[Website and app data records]
=======

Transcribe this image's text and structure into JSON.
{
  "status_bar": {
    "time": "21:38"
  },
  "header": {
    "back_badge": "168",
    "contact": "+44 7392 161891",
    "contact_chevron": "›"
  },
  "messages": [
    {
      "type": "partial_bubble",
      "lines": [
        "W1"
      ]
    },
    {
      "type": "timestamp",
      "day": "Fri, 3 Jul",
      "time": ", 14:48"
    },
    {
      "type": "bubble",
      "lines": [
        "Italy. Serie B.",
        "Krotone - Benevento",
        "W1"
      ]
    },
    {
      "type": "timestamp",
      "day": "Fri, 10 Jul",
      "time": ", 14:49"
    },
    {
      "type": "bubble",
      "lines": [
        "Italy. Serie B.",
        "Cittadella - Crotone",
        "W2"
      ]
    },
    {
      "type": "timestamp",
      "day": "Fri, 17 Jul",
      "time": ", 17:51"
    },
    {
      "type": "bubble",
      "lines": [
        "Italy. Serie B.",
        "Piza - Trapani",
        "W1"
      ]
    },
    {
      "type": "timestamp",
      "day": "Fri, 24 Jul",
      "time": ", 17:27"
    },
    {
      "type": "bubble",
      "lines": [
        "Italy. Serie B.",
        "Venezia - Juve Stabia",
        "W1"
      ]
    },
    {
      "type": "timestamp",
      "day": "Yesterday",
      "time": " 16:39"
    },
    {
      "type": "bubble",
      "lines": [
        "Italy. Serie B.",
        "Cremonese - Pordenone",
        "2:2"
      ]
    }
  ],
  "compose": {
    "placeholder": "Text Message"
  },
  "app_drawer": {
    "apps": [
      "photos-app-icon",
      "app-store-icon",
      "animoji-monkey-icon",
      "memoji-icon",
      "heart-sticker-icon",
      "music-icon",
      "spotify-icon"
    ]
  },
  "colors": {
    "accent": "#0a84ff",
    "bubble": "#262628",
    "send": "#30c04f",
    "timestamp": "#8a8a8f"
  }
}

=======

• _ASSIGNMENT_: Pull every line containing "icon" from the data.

• _EXPECTED ANSWER_:
      "photos-app-icon",
      "app-store-icon",
      "animoji-monkey-icon",
      "memoji-icon",
      "heart-sticker-icon",
      "music-icon",
      "spotify-icon"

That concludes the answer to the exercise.